Your goal ->
The lines you return should be those containing the string "Kinazi", taken from the data below.

Information given ->
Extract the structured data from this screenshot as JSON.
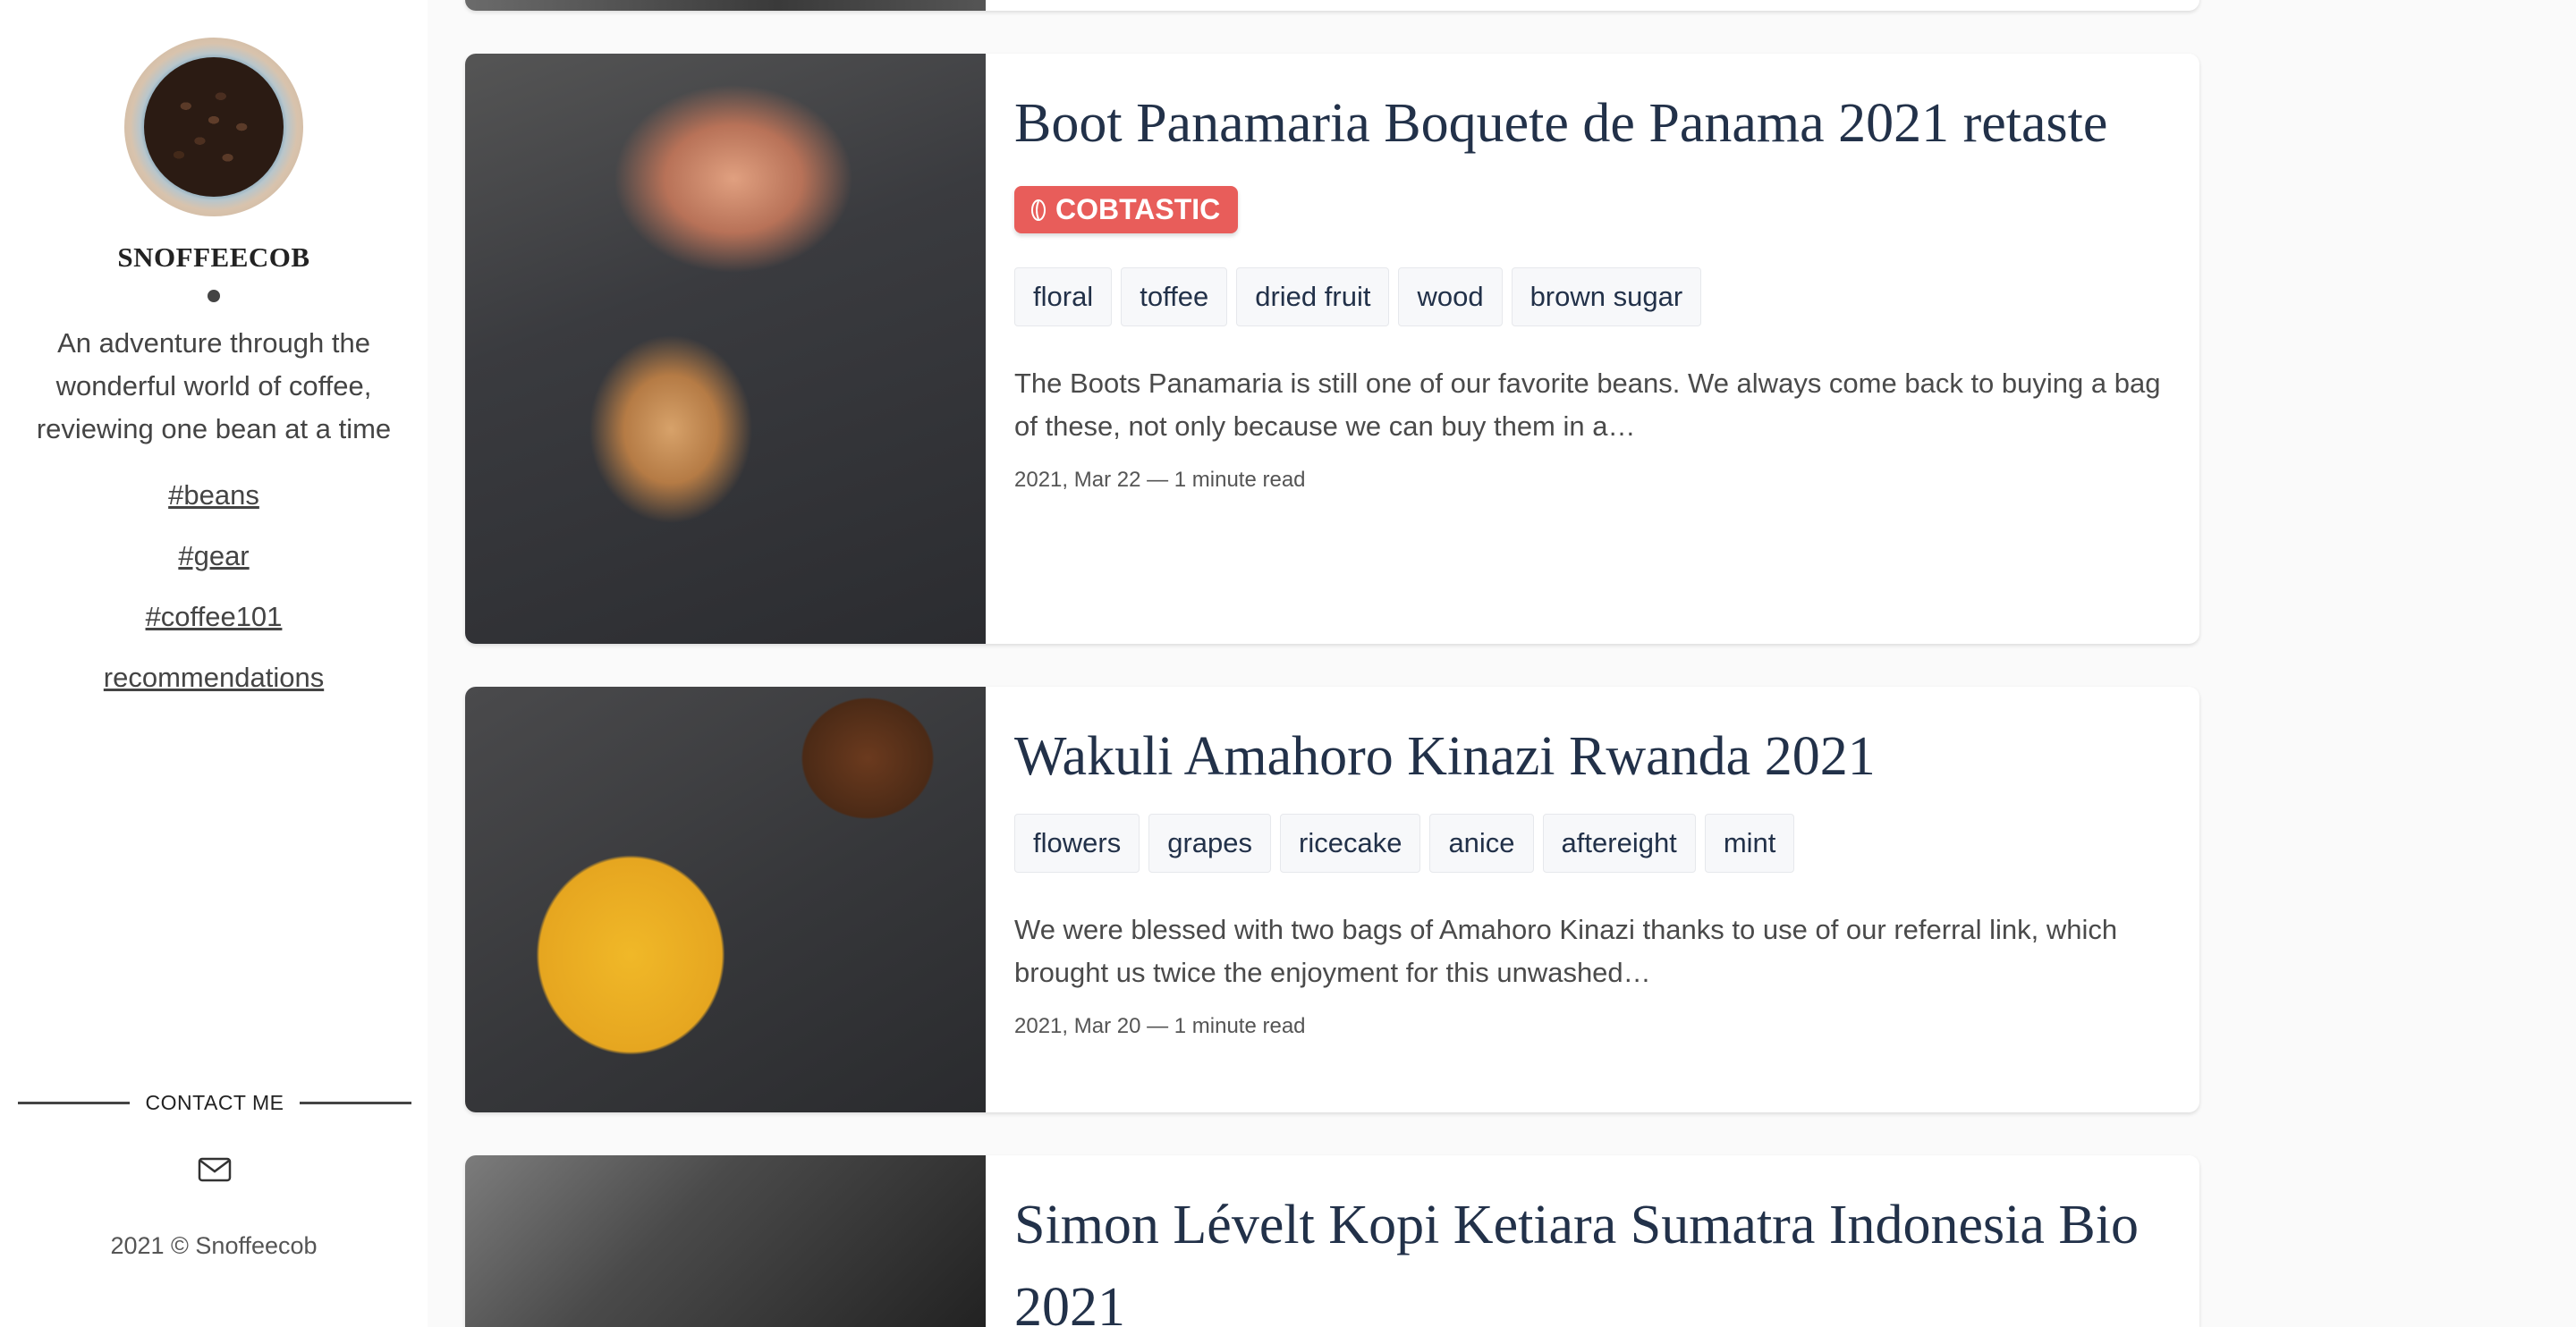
{
  "sidebar": {
    "site_name": "SNOFFEECOB",
    "tagline": "An adventure through the wonderful world of coffee, reviewing one bean at a time",
    "nav": [
      "#beans",
      "#gear",
      "#coffee101",
      "recommendations"
    ],
    "contact_label": "CONTACT ME",
    "copyright": "2021 © Snoffeecob"
  },
  "posts": [
    {
      "title": "Boot Panamaria Boquete de Panama 2021 retaste",
      "badge": "COBTASTIC",
      "tags": [
        "floral",
        "toffee",
        "dried fruit",
        "wood",
        "brown sugar"
      ],
      "excerpt": "The Boots Panamaria is still one of our favorite beans. We always come back to buying a bag of these, not only because we can buy them in a…",
      "date": "2021, Mar 22",
      "read_time": "— 1 minute read"
    },
    {
      "title": "Wakuli Amahoro Kinazi Rwanda 2021",
      "tags": [
        "flowers",
        "grapes",
        "ricecake",
        "anice",
        "aftereight",
        "mint"
      ],
      "excerpt": "We were blessed with two bags of Amahoro Kinazi thanks to use of our referral link, which brought us twice the enjoyment for this unwashed…",
      "date": "2021, Mar 20",
      "read_time": "— 1 minute read"
    },
    {
      "title": "Simon Lévelt Kopi Ketiara Sumatra Indonesia Bio 2021"
    }
  ],
  "colors": {
    "accent": "#e85d5a",
    "title": "#223149"
  }
}
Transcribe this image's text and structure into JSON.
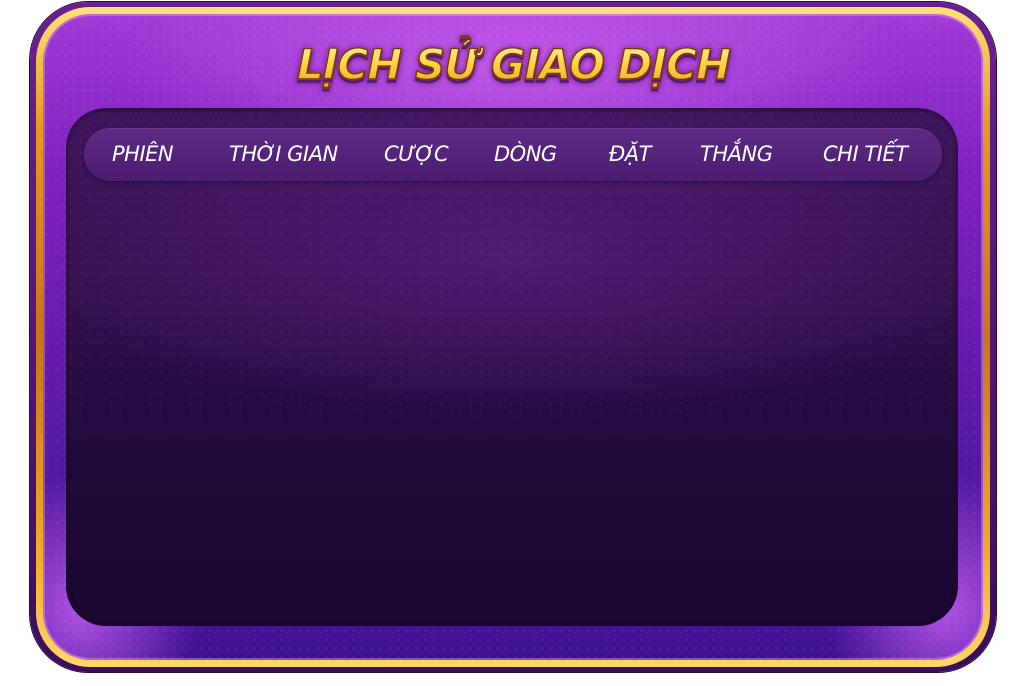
{
  "dialog": {
    "title": "LỊCH SỬ GIAO DỊCH",
    "columns": [
      {
        "label": "PHIÊN"
      },
      {
        "label": "THỜI GIAN"
      },
      {
        "label": "CƯỢC"
      },
      {
        "label": "DÒNG"
      },
      {
        "label": "ĐẶT"
      },
      {
        "label": "THẮNG"
      },
      {
        "label": "CHI TIẾT"
      }
    ],
    "rows": []
  },
  "colors": {
    "frame_gold": "#e59a1e",
    "frame_purple": "#7d20bf",
    "panel_dark": "#240a3e",
    "header_row": "#4b1d70",
    "title_gold": "#ffd54a"
  }
}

Answer box ->
      "title": "Wakuli Amahoro Kinazi Rwanda 2021",
      "excerpt": "We were blessed with two bags of Amahoro Kinazi thanks to use of our referral link, which brought us twice the enjoyment for this unwashed…",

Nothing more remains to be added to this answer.